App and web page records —
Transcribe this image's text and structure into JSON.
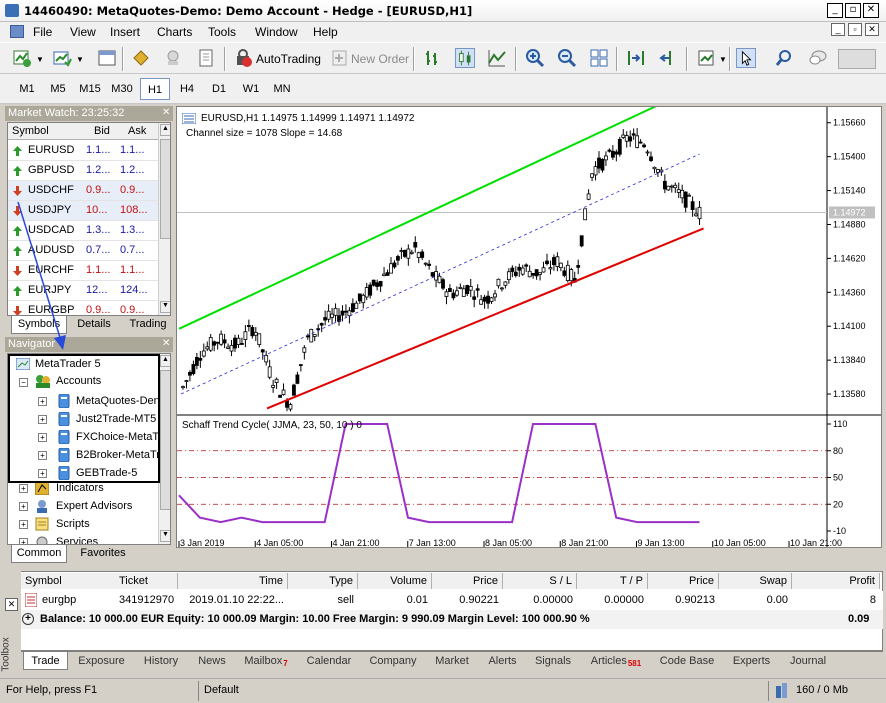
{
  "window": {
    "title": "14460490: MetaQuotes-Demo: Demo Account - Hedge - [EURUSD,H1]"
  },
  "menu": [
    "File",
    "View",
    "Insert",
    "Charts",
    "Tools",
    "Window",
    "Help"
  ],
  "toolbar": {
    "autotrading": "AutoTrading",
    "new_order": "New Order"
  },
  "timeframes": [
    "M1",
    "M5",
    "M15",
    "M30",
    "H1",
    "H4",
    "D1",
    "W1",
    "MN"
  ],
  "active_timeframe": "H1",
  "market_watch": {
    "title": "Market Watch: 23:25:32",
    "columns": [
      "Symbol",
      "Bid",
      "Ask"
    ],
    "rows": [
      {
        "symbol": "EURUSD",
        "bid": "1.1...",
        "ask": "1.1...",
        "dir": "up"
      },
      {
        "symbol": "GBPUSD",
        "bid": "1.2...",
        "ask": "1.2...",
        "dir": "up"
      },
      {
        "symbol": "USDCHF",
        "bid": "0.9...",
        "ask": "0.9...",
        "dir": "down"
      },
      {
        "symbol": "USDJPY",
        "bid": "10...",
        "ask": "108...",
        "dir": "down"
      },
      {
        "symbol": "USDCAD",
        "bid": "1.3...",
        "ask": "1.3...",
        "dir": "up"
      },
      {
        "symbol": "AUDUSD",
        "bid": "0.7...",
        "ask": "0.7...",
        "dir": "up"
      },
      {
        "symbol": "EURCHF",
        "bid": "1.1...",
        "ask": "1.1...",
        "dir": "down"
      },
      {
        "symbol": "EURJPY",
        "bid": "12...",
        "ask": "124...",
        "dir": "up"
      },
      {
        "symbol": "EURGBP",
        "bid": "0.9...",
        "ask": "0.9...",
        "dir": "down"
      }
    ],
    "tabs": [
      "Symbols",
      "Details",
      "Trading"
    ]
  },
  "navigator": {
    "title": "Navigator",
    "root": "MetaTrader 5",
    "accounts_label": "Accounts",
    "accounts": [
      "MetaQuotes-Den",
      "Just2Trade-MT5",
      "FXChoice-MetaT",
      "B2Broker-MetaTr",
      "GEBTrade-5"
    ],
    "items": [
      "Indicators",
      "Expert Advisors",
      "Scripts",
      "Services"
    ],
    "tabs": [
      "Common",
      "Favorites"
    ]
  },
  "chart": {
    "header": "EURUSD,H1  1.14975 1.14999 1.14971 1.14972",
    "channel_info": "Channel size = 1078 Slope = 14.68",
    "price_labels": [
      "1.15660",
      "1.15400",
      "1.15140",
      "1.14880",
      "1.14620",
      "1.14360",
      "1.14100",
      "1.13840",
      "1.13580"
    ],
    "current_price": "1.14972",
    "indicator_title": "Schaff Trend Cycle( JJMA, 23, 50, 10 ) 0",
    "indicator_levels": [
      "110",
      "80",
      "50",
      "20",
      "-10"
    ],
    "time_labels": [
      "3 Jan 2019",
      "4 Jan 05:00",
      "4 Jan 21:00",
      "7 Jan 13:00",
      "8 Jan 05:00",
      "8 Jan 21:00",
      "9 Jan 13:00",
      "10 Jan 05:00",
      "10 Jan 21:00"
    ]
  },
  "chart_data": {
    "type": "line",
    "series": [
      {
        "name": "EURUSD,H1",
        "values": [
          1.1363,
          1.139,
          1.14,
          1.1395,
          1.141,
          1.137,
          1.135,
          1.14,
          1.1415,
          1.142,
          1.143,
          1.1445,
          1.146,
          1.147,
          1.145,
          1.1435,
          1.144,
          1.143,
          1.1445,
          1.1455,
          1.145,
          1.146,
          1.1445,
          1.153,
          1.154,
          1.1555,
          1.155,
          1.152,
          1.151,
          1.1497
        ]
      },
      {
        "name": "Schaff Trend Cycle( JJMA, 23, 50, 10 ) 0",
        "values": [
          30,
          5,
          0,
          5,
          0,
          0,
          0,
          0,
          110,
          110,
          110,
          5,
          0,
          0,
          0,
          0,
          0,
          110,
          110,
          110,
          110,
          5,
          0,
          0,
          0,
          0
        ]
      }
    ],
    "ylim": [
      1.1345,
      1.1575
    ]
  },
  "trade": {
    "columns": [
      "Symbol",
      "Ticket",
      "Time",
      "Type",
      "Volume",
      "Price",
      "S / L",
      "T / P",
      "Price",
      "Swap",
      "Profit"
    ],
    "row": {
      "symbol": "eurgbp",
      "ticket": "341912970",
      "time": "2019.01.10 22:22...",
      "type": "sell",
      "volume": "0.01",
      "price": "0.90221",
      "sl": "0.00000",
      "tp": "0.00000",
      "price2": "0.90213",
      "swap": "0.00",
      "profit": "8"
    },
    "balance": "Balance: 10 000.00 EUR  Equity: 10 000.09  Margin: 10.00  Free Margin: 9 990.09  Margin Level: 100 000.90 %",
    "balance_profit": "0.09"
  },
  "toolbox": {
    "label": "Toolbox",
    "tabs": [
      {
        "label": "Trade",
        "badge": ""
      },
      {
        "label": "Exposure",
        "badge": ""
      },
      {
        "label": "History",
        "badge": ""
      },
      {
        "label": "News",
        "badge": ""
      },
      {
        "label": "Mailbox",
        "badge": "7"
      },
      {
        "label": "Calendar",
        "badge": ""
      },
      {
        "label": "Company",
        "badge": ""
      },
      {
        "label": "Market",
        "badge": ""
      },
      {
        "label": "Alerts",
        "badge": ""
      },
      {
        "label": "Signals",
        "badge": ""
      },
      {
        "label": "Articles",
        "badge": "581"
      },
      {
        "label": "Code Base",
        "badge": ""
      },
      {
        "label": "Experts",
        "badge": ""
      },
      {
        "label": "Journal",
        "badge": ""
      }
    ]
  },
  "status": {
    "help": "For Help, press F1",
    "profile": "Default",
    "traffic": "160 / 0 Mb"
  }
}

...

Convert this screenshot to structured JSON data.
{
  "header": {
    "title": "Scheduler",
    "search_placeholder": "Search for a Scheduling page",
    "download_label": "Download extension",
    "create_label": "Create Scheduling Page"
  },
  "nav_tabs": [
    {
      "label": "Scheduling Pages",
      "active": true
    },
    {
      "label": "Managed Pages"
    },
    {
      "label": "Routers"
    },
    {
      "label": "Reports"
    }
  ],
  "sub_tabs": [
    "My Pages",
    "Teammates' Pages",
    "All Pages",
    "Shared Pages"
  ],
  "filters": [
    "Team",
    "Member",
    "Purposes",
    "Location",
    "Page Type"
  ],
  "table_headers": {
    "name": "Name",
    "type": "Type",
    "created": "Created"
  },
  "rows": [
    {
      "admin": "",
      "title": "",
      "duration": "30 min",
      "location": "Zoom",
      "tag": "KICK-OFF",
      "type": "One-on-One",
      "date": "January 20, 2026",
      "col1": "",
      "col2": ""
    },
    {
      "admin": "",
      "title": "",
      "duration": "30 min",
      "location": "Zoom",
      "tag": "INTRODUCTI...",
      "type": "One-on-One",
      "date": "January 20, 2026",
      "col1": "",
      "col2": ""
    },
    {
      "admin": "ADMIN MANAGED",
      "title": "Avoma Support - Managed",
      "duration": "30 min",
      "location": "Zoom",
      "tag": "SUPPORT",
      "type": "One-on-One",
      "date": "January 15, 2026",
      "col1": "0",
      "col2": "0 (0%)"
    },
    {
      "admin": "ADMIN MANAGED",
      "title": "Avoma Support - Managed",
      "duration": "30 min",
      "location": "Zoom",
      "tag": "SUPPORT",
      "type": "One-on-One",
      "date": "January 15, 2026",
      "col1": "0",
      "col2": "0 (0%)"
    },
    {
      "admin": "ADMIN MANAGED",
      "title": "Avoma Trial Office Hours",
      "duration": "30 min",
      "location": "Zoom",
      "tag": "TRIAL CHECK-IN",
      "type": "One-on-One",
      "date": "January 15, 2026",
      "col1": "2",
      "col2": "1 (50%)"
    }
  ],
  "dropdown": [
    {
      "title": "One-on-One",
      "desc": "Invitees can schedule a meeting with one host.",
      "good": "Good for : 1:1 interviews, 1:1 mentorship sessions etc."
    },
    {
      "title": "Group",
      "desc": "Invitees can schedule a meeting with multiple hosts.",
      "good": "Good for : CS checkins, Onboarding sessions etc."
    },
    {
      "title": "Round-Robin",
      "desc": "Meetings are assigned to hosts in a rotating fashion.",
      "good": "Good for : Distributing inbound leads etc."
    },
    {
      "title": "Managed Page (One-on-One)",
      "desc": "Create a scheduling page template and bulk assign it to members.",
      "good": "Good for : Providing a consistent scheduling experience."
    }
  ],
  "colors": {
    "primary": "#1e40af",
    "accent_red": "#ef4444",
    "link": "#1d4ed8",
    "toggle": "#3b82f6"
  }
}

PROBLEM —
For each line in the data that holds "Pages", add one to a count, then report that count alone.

REPLY TO THE EXERCISE —
6